Yes indeed it looks odd. Especially as he removes Mark’s “Simon” at 26:40 (Mk 14:37). I am not aware of any textual differences over Simon Peter either at Mt 16:16 or Mk 8:29. However Matthew has some “M” tradition afterwards (Mt 16:17-19) where he has his fourth “Simon” (his fifth and last use is in another “M” tradition – Mt 17:24-27).Ben C. Smith wrote:Does Simon Peter look odd in Matthew 16.16? Matthew did not get that double name from Mark 8.29, did he?Michael BG wrote:I have pointed out that Lk 5:8would look odd in Mark’s gospel as it is odd in Luke’s because of “Simon Peter”.But when Simon Peter saw it, he fell down at Jesus' knees, saying, "Depart from me, for I am a sinful man, O Lord."
It is possible that the “M” tradition had Simon saying that Jesus is the Son of the living God. (Matthew used both names and both titles: one from each tradition.) I think this is the only place in the synoptics where Peter’s father is named so there is a parallel Jesus son of God; Simon son of Jona. In verse 18 Matthew is back using his more normal “Peter”. Simon Peter replied, "You are the Christ, the Son of the living God."
 And Jesus answered him, "Blessed are you, Simon Bar-Jona! For flesh and blood has not revealed this to you, but my Father who is in heaven.
 And I tell you, you are Peter, and on this rock I will build my church, and the powers of death shall not prevail against it.
 I will give you the keys of the kingdom of heaven, and whatever you bind on earth shall be bound in heaven, and whatever you loose on earth shall be loosed in heaven."
Verse 8 does not fit the story as presented by Luke. The story would make sense without it. It is possible it was a saying that Luke had without much of a context from what can be called the “L” tradition. John does not have Jesus rebuking Peter (Mk 8:32-33 Mt 16:22-23) and not having Lk 5:8 fits this.Ben C. Smith wrote:And yet... Simon Peter's falling down and crying out that he is a sinful man forms no part of John 21. So what do you think is going on here? Why does Luke 5.8 have Simon Peter?Michael BG wrote:“Simon Peter” is not usual in Mark but it appears only once in Luke and 18 times in John.

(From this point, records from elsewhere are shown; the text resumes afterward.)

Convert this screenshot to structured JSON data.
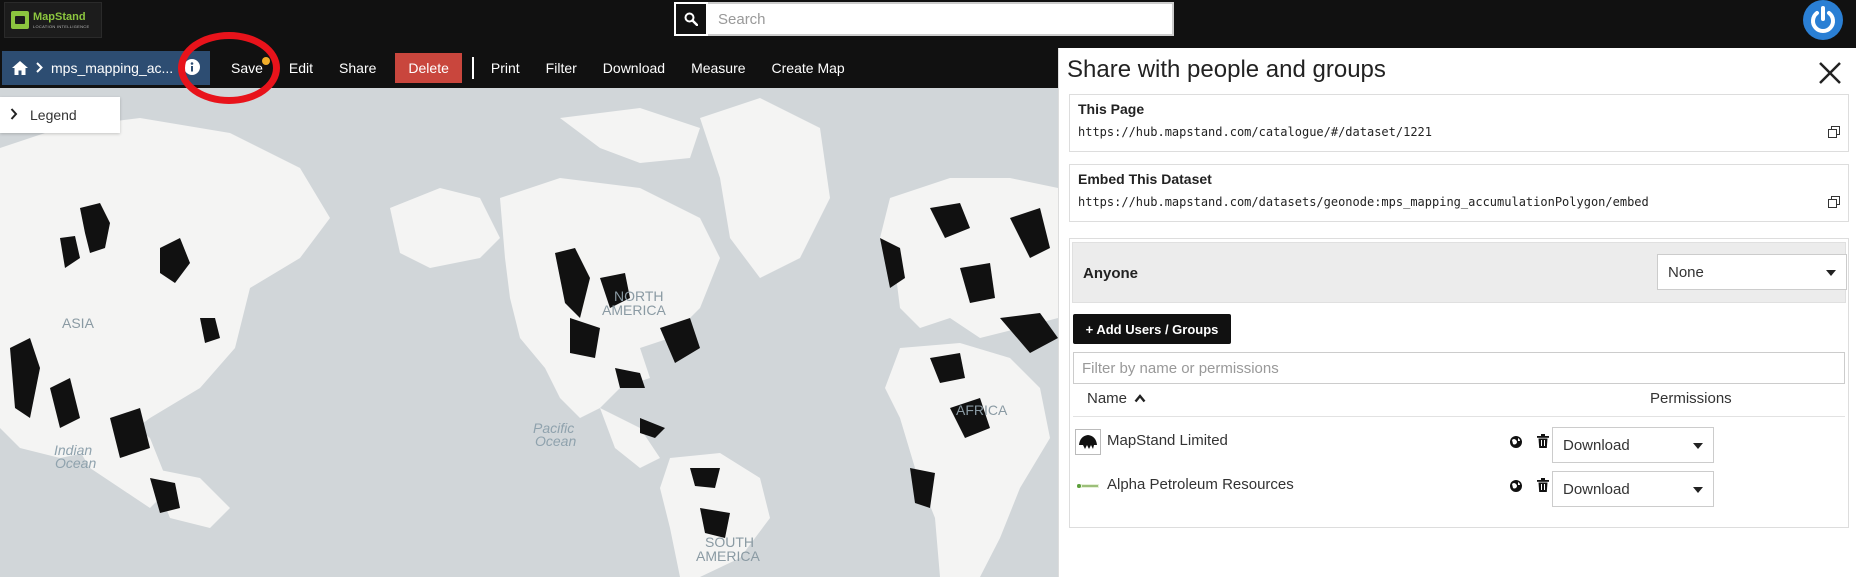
{
  "header": {
    "logo_name": "MapStand",
    "logo_tagline": "LOCATION INTELLIGENCE",
    "search_placeholder": "Search"
  },
  "toolbar": {
    "dataset_title": "mps_mapping_ac...",
    "buttons": {
      "save": "Save",
      "edit": "Edit",
      "share": "Share",
      "delete": "Delete",
      "print": "Print",
      "filter": "Filter",
      "download": "Download",
      "measure": "Measure",
      "create_map": "Create Map"
    },
    "colors": {
      "breadcrumb": "#2d4d72",
      "delete": "#c9463d",
      "unsaved_dot": "#f0ad2a",
      "annotation": "#e8131b"
    }
  },
  "map": {
    "legend_label": "Legend",
    "labels": {
      "asia": "ASIA",
      "north_america_1": "NORTH",
      "north_america_2": "AMERICA",
      "pacific_1": "Pacific",
      "pacific_2": "Ocean",
      "indian_1": "Indian",
      "indian_2": "Ocean",
      "africa": "AFRICA",
      "south_america_1": "SOUTH",
      "south_america_2": "AMERICA"
    }
  },
  "share_panel": {
    "title": "Share with people and groups",
    "this_page": {
      "label": "This Page",
      "url": "https://hub.mapstand.com/catalogue/#/dataset/1221"
    },
    "embed": {
      "label": "Embed This Dataset",
      "url": "https://hub.mapstand.com/datasets/geonode:mps_mapping_accumulationPolygon/embed"
    },
    "anyone": {
      "label": "Anyone",
      "permission": "None"
    },
    "add_button": "+ Add Users / Groups",
    "filter_placeholder": "Filter by name or permissions",
    "columns": {
      "name": "Name",
      "permissions": "Permissions"
    },
    "rows": [
      {
        "name": "MapStand Limited",
        "permission": "Download"
      },
      {
        "name": "Alpha Petroleum Resources",
        "permission": "Download"
      }
    ]
  }
}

I always want to know what you think.Ben C. Smith wrote:If you want to know what I think, well, I think that authors who know the full name of the character in question can drop that full name any time they please, even if it is only one time in the entire text (as in Matthew and Luke) or none (as in Mark). In my judgment the name Simon Peter in Luke 5.8 is no more an indication of source than the name Simon Peter in Matthew 16.16 is.
A change in name is often seen as a change of source or something. The use of “Peter” instead of “Cephas" in Gal 2:7-8 is often cited as evidence that these verses were not written by Paul.
I don’t see any statement that the resurrection appearance in Jn 21 is particularly unexpected. I see the normal resurrection motif that the disciples do not recognise Jesus (Jn 21:4, cf. Lk 24:16, Jn 20:14) because the earliest traditions have a heavenly bodily resurrection as per 1 Cor. 15.andrewcriddle wrote: (In John 21 it is implausibly unexpected given the previous appearances).